*About this exercise*: Complete, exact copies of all entries are needed.

*Exercise material*:

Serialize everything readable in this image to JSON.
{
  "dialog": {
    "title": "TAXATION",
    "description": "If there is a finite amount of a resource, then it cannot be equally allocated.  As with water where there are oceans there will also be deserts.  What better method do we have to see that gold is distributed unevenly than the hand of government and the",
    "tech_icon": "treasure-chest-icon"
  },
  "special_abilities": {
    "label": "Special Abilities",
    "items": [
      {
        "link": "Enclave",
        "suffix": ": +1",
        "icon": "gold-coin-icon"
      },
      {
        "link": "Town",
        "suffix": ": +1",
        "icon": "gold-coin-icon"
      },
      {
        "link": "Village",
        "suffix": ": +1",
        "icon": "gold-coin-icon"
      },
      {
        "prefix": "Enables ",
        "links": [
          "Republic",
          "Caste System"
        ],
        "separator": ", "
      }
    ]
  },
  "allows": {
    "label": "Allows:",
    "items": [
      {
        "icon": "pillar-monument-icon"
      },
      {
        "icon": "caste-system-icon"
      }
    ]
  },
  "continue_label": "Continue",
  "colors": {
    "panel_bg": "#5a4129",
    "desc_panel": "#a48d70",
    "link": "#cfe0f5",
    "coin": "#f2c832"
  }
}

*Answer to the problem*:
Serialize everything readable in this image to JSON.
{
  "dialog": {
    "title": "TAXATION",
    "description": "If there is a finite amount of a resource, then it cannot be equally allocated.  As with water where there are oceans there will also be deserts.  What better method do we have to see that gold is distributed unevenly than the hand of government and the",
    "tech_icon": "treasure-chest-icon"
  },
  "special_abilities": {
    "label": "Special Abilities",
    "items": [
      {
        "link": "Enclave",
        "suffix": ": +1",
        "icon": "gold-coin-icon"
      },
      {
        "link": "Town",
        "suffix": ": +1",
        "icon": "gold-coin-icon"
      },
      {
        "link": "Village",
        "suffix": ": +1",
        "icon": "gold-coin-icon"
      },
      {
        "prefix": "Enables ",
        "links": [
          "Republic",
          "Caste System"
        ],
        "separator": ", "
      }
    ]
  },
  "allows": {
    "label": "Allows:",
    "items": [
      {
        "icon": "pillar-monument-icon"
      },
      {
        "icon": "caste-system-icon"
      }
    ]
  },
  "continue_label": "Continue",
  "colors": {
    "panel_bg": "#5a4129",
    "desc_panel": "#a48d70",
    "link": "#cfe0f5",
    "coin": "#f2c832"
  }
}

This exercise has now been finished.